━━ INFORMATION PROVIDED
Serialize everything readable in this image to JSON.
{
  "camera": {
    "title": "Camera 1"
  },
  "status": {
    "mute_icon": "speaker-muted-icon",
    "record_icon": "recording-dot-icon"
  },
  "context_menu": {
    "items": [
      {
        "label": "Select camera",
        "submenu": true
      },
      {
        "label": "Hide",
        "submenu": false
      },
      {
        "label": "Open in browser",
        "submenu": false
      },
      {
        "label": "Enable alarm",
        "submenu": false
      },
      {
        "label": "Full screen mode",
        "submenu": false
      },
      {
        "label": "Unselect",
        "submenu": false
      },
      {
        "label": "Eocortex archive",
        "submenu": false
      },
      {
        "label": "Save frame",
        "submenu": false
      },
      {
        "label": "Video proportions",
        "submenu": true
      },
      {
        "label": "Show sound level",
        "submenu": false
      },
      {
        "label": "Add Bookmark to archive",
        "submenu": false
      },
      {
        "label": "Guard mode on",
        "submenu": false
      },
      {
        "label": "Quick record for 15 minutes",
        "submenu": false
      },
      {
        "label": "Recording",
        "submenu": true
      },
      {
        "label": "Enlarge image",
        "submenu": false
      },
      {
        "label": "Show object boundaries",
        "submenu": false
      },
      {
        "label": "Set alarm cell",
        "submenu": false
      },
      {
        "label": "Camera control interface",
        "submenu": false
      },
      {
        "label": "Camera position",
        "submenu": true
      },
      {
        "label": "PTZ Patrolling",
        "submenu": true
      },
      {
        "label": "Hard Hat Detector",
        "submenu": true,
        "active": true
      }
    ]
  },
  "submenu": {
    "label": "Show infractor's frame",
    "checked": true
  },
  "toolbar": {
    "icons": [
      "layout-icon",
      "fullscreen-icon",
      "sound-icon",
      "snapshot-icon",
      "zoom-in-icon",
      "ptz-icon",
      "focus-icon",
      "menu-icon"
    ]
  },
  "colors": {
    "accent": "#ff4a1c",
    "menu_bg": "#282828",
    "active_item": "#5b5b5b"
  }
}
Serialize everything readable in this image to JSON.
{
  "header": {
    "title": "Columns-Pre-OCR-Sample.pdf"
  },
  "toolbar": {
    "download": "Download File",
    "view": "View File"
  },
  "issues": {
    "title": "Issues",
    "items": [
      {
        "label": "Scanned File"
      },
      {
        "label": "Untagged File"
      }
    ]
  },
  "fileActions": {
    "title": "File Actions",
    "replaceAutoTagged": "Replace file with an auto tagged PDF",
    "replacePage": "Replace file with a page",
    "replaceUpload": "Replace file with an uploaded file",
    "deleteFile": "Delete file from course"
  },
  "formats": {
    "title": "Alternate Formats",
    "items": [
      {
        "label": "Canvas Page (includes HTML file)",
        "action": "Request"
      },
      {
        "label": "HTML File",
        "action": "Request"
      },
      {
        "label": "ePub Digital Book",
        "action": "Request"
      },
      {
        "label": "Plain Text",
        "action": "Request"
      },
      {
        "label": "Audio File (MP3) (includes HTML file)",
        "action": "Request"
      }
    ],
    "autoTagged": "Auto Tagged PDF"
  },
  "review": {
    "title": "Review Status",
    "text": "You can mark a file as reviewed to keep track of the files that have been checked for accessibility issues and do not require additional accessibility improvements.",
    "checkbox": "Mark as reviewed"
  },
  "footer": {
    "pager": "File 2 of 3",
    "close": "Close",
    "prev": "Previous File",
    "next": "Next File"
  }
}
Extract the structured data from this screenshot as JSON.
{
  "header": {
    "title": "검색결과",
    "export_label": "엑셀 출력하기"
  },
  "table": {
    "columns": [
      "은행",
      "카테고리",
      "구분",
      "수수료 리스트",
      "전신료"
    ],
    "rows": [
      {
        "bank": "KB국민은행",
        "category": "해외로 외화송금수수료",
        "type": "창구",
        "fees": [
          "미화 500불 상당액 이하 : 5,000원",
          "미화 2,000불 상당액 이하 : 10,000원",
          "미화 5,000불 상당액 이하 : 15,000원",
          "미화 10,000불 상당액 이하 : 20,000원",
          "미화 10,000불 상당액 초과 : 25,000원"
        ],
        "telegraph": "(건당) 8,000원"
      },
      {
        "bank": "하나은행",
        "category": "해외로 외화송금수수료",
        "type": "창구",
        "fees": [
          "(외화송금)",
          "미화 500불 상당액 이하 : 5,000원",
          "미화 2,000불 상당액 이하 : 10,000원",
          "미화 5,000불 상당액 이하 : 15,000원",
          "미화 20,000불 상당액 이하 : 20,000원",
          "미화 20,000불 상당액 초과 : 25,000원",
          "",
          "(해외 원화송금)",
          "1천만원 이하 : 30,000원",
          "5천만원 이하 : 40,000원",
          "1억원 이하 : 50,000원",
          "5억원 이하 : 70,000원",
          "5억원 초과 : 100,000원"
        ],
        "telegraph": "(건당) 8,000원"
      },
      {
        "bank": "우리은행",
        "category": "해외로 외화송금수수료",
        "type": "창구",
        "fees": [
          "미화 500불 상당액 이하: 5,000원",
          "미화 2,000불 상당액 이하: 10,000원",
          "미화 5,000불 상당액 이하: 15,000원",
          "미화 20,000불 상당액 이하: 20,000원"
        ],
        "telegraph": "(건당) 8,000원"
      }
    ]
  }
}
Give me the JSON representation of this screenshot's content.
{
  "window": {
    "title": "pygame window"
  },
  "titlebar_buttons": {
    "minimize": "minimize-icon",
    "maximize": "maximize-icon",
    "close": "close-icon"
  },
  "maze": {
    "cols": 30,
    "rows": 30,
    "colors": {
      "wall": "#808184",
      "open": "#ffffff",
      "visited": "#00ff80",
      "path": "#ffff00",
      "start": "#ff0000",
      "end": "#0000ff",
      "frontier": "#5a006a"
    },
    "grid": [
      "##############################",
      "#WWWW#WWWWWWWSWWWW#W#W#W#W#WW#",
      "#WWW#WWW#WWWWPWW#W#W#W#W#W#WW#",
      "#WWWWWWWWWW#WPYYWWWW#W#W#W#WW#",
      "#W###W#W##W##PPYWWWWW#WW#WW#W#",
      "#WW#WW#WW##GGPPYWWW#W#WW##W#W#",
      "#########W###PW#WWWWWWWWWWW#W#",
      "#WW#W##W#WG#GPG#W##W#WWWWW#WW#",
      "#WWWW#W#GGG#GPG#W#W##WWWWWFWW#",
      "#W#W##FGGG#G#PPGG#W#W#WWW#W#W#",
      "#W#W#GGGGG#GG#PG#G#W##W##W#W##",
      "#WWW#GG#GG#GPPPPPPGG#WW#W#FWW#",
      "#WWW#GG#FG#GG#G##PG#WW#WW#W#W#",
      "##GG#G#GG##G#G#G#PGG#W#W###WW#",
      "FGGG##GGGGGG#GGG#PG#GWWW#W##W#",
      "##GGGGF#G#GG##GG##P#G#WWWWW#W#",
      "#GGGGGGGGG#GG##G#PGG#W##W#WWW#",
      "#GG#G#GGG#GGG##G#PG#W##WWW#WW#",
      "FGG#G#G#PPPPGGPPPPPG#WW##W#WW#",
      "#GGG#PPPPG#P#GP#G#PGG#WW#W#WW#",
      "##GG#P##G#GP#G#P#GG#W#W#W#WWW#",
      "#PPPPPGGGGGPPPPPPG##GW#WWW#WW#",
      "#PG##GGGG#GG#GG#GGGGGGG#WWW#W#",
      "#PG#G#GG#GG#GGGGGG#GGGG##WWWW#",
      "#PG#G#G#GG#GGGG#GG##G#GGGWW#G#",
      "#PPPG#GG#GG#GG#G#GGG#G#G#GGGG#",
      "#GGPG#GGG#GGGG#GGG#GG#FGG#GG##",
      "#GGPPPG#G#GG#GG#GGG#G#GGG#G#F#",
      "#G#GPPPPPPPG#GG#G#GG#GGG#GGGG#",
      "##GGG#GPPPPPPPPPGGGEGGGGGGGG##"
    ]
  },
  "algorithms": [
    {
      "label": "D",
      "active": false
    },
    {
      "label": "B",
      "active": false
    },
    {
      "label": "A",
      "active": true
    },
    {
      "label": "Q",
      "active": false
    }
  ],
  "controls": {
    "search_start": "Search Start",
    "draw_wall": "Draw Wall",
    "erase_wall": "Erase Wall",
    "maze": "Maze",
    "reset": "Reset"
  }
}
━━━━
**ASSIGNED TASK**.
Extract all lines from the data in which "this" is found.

**RESPONSE TO THE EXERCISE**.
Serialize everything readable in this image to JSON.
Serialize everything readable in this image to JSON.
Extract the structured data from this screenshot as JSON.
Give me the JSON representation of this screenshot's content.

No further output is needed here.